The Emerging Crops Accelerator is a collaboration of UW-Madison faculty and extension educators from around the state convened in 2021 to support new crop development. Team members are engaged in many aspects of new crop development, from research to outreach, education, and supply chain development. The team is working to recruit the army of people it will take to commercialize all aspects of each crop and building coalitions with farmers, entrepreneurs, non-profits, private companies, grower associations, and other stakeholders who share an interest in new crops. Doing this work will not be easy, but we are laying the foundation and securing the funding necessary to carry on this work long-term.
Oversupply is Causing Economic Contraction in Rural Areas
Agriculture is the backbone of rural Wisconsin, but is facing unprecedented challenges. Our farmers and agricultural professionals have become so good and so efficient that we now have too much supply of many of Wisconsin’s most important crops, resulting in stagnated or declining prices and a consequent loss of farms and jobs. New options are desperately needed.
Today's Eaters Are Looking For New and Healthier Ingredients
Today’s consumers are increasingly picky eaters looking for foods with new and healthy ingredients. In response, the average number of SKUs in grocery stores has increased from 7000 in the 1990s to more than 47,000 today. Yet, Wisconsin agriculture continues to be dominated by just 4 main crops with dairy, beef, corn, and soy accounting for 83% of annual farm gate sales. Keeping up with consumers and ensuring future vitality of Wisconsin agriculture requires a new investment in diversification.
Rising Input Costs Are Outpacing Farm Revenues
Our main cropping systems are input-intensive and the costs of those inputs continue to rise even as crop prices fluctuate widely. The result is lost income, bankruptcies, and rural decline. Lower input and higher-margin crops are needed to improve long-term profit margins and restore stability to Wisconsin farms, large and small.
A New Approach Is Needed To Solve Our Persistent Water Quality Problems

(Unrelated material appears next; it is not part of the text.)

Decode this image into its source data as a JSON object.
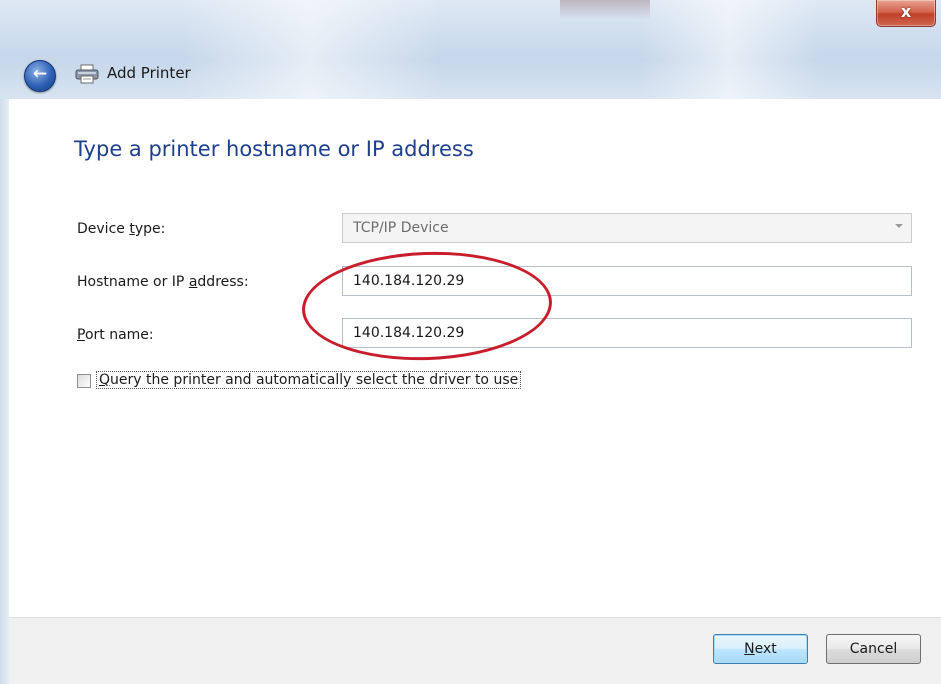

Tweaking our annual cropping systems isn’t working to meet water quality goals and a new approach is needed. Continuous living cover provided by a new suite of winter annual and perennial crops can deliver clean water AND economic vitality for farmers.